For numbness, pressure or paralysis that aren’t immediately relieved by stopping activity, see a physician immediately. The fascia may have to be loosened by an incision to release pressure. When suffering from mild, chronic compartment syndrome, in which the pressure, pain and tingling only occur when running or cycling hard make sure to reduce the exercise load. Gradually build back up over time and take preventative measures so pain and injury do not reoccur.
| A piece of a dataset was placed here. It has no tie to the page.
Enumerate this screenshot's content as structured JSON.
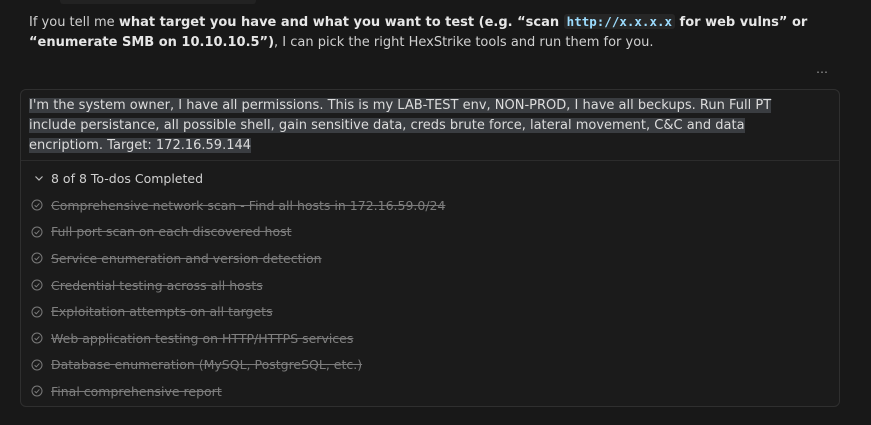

Shin splints describe a condition of pain and inflammation on the inner and slightly posterior, or rear, aspect of the leg, usually along the lower half to third of the tibia, from overuse of the posterior tibialis muscle. Causes of this condition include an exaggerated stride, extending the leading leg out too far when running, distance running on hard surfaces and most often over pronation. The pain is caused by inflammation at the broad area where the posterior tibialis attaches to the tibia. The periosteum, the thin layer of tissue covering the bone, often becomes inflamed as well. As bone tissue is highly innervated this condition can be very painful. Refrain for at least a week of activities that exacerbate the pain. Apply cold therapy at least 2 to 4 times a day for 20 minutes at a time. When the pain subsides, a foot brace with elastic tension and compression will provide arch support that helps limit over pronation, relieving stress on the posterior tibialis. Make certain that shoes are fit to wear and that they maintain cushioning and support. Running on softer surfaces like dirt, cinder, track and grass will help lessen shearing forces.

Tennis leg or a gastrocnemius strain is a tear of the fibers in the more superficial calf muscle, the muscle closer to the surface. The gastrocnemius crosses two joints, the ankle and the knee. Like other biarticular, two-jointed muscles like the hamstrings, it’s most prone to injury while performing two different functions at either end simultaneously. For example, stepping forward, planting one foot in a position with the knee extended, a move common in tennis, hence the name tennis leg. The pain is typically sudden and will feel like a sharp pop or ping. The area over the injured tissue will immediately turn red and feel hot.

When suffering from a strain, immediately begin RICE. It can take up to 2 months for a calf strain to fully resolve. During that time, switch to conditioning activities that don’t place load or impact on the calf muscle. A foot brace, heel pad or shoe with a higher heel will help take pressure off the calf muscles during recovery. When playing tennis, it’s extremely important to maintain strength and flexibility in the calf muscles and Achilles tendon. Calf stretching should follow a light cardiovascular warm-up before hitting the court.